It is also influenced by the skills of the player, such as card counting and basic strategy. A player who focuses on these skills and uses them correctly will have a better chance of winning than someone who tries to win by betting on random events.

Modern casinos have sophisticated surveillance systems that allow specialized security personnel to watch patrons and the games on a real-time basis. These security personnel can see what is happening on the floor of the casino and adjust their attention to a particular suspicious individual.

Elaborate surveillance systems also enable them to track the activities of players on their mobile devices. These security officers also know how to spot a cheat and report them to the proper authorities.

Often, a casino’s security personnel are divided into two groups: physical security and a specialized surveillance department that operates the casino’s closed-circuit television system.
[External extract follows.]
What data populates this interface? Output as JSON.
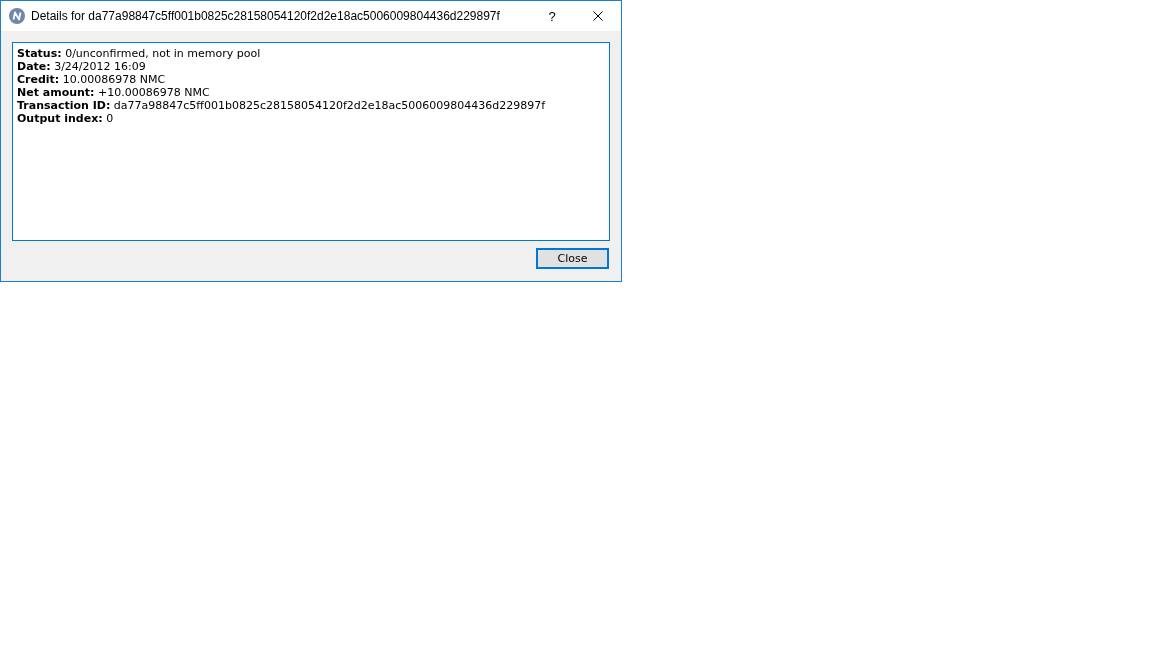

This specialized security department works closely with the physical security force to ensure that both are working together in an effective manner to keep casino guests and the casino’s assets safe.

Aside from these precautions, a casino’s staff members also watch for signs that a patron may be having a problem with gambling. They may ask about the person’s gambling history and offer resources that can help them.

Some casinos even educate their dealers on how to spot a possible problem. They will teach them what to look for in a player’s behavior and how to monitor the game.

Most casino employees focus on the games they’re playing and can quickly spot blatant cheats like palming, marking or switching cards or dice. The casino’s specialized surveillance system allows them to record footage and then review it to find out who the culprit was.

Everything You Need to Know About a Casino

Casinos are land-based entertainment facilities where people can play games of chance and win real money. They can be found in many countries around the world. These establishments offer a wide range of games such as slots, roulette, blackjack, poker and craps.

Gambling is legal in America under the Federal Gambling Act, but each state is free to regulate gambling operations within their borders. This means that some states are more strict about the practice than others, and it’s important to know the rules of each jurisdiction before you head out.

In addition to offering a variety of games, casinos often offer shows and other forms of entertainment. These are often great distractions for people who are playing, and can help them cheer up after a big loss or celebrate a win.

There are also several different types of gaming in a casino, and each type has its own unique advantages. For instance, slot machines can offer a significant percentage of a casino’s income, while table games can generate a much lower house edge.

The games at a casino are constantly changing, and new ones are invented all the time. Some newer games are even automated, so that players don’t have to interact with a dealer.

Security is an important issue at a casino, and casino workers take special care to protect themselves and their patrons. Dealers are trained to watch for palming and other cheating techniques, while pit bosses and table managers monitor the entire casino.

In addition, there are special cameras and computers that monitor the game itself. Some of these systems track the amount of money bet in a particular slot machine or game, and alert the casino of any anomalies.

Some casinos also employ a strategy called “chip tracking,” which uses betting chips that connect with electronic systems in the slot machines or roulette wheel. These devices monitor the exact amounts wagered minute-by-minute and alert the casino if something is going wrong.

This is particularly important at slot machines, where the odds are stacked against the player. Using chips makes it easier for people to gamble without worrying about losing their real money.

Another way that casinos try to keep their customers happy is by offering them comps. These are prizes that casinos give to good players, and they can include everything from free meals and hotel rooms to limo service and airline tickets.

In order to attract more people, casinos often offer a wide range of games. Some of the most popular casino games include blackjack, roulette and baccarat.

These games are played by both novice and experienced players. Some people find these games challenging, while others prefer to gamble on the house’s behalf, knowing that the house has a lower advantage in most cases.

It is possible to improve your skills in some of the more popular casino games, and some of them are even available online. For example, if you’re interested in improving your understanding of baccarat, there are a number of resources online that will teach you the rules and strategy of this popular game.